“There is a fountain of youth. It is your mind, your talents, the creativity you bring to your life and the lives of the people you love. When you learn to tap this source, you will truly have defeated age” – Sophia Loren
I stand on the brink of a precipice. Behind me are my 30s. A decade in which I got married, discovered that travel was my biggest passion, achieved a degree, said a tearful goodbye to two cats, gave up smoking, lost a job, found another job, gained a career counselling certificate, climbed a mountain, ziplined for the first time, wallpapered for the first time (thanks for the lesson Pa Lee!), took up running, gave up running, took up hula-hooping and created the alter ego that is A Brummie Home and Abroad.
Goodbye 30s, hello 40s!

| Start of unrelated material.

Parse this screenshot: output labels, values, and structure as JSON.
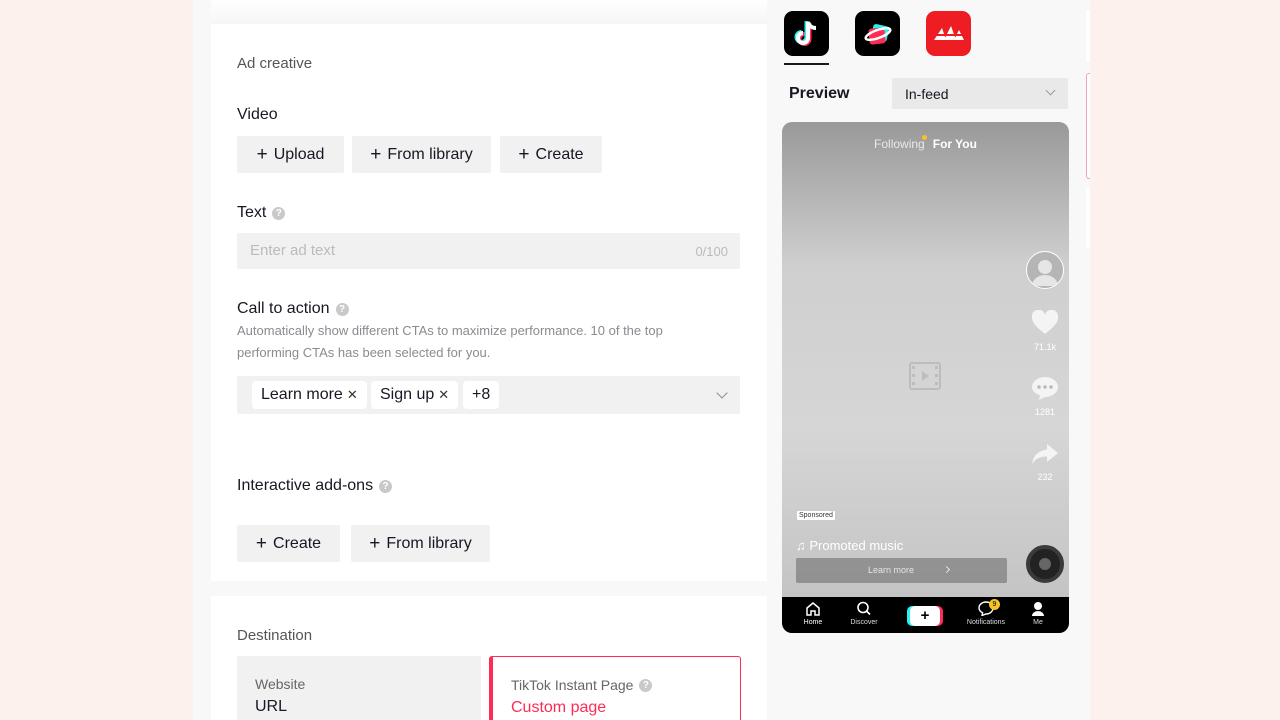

And now I enter my 40s. I don’t know what the future holds for me – probably more of the same (except the wallpapering, and the getting married bit). I learned way back in my 20s that life doesn’t always turn out the way you plan it. Should I be scared? After all, my knees creak when I stand. I remember bands and tv programmes that were around way before some of my work colleagues were even born, yet sometimes can’t remember what I’ve gone into another room for. I have a 25-year old denim jacket – vintage stalls have younger models. My hands look like I’ve submerged them in water for hours, even when I haven’t.
Yet I don’t feel 40, in fact I don’t even feel like an adult. Sometimes I think I’ve eternally remained a teenager mentally, with absolutely no idea what to do in this grown-up world I inhabit. I just make it up as I go along. Some of my friends, also around the 40 mark, seem to have this adulting lark down pat. Their Facebook feeds are full of domestic trials and tribulations, what their little angels/little devils are doing, what successful business transactions they’ve concluded today. Mine is mainly checking in at pubs, and memes and GIFS I find hilarious.

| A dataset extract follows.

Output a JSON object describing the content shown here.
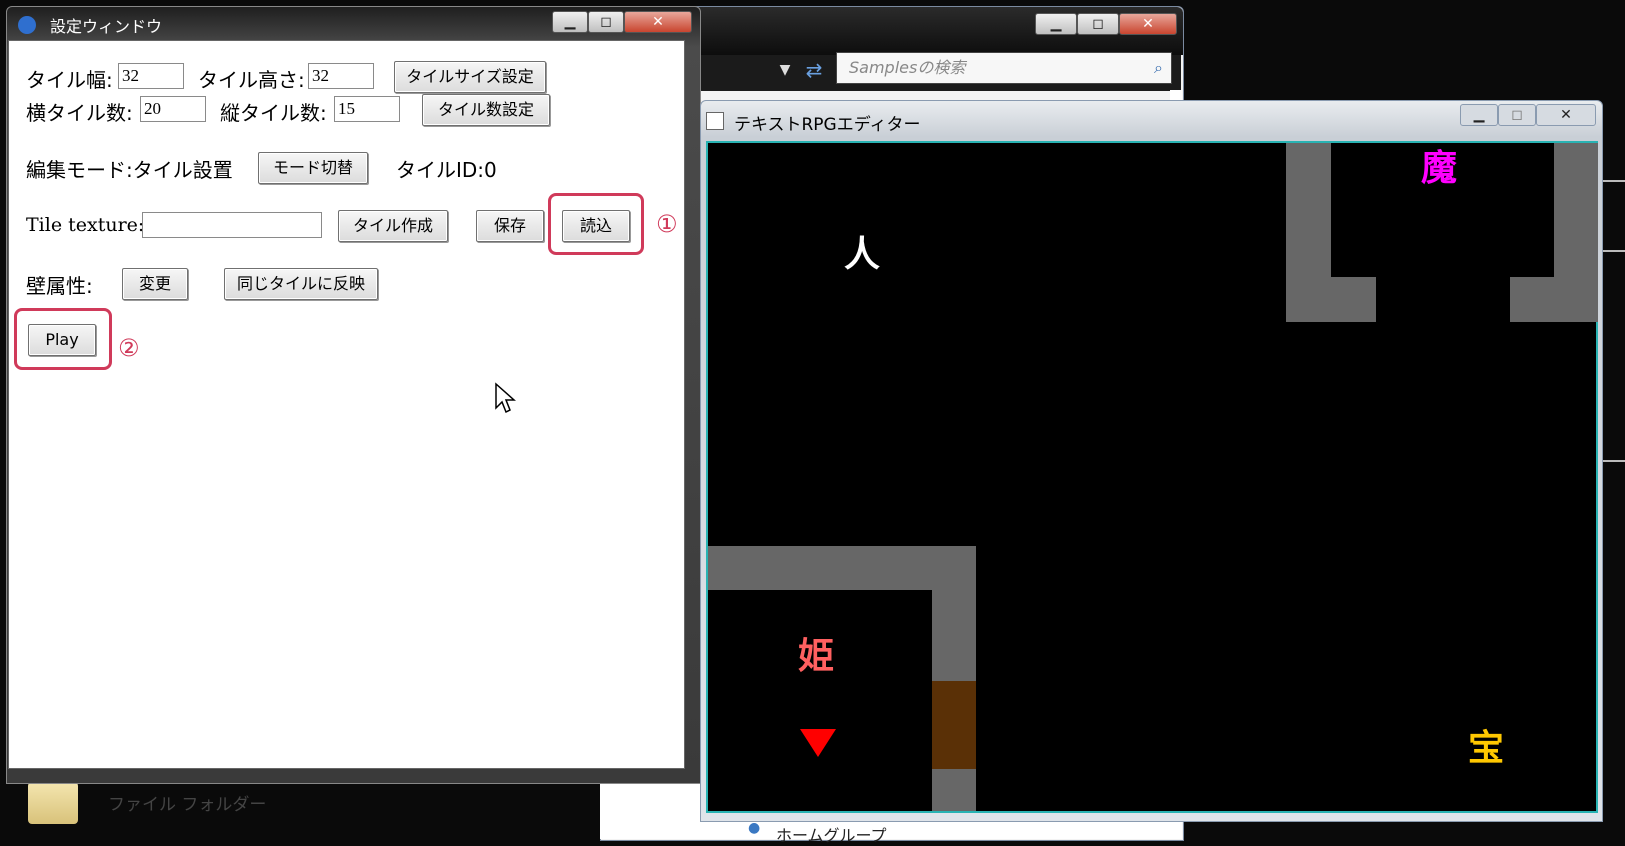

Embracing turning 40
So I’m embracing 40. 40 is going to be awesome. At 40, you’re old enough to do what you want, and still have enough time to do it. At 40, you don’t have to listen to people telling you how you should live your life, and just go ahead and live it. At 40, you can use both the excuse “no, I’m too old” or “no, I’m too young” to get out of doing anything you don’t want to do. At 40, you can still pretend that you have a life-plan, or you can wing it. 40 is the new 30, and 30 was pretty good. Now, 41 – that’s a whole different kettle of fish…
A Brummie Home and Abroad x
An (eek) 40 plus blogger x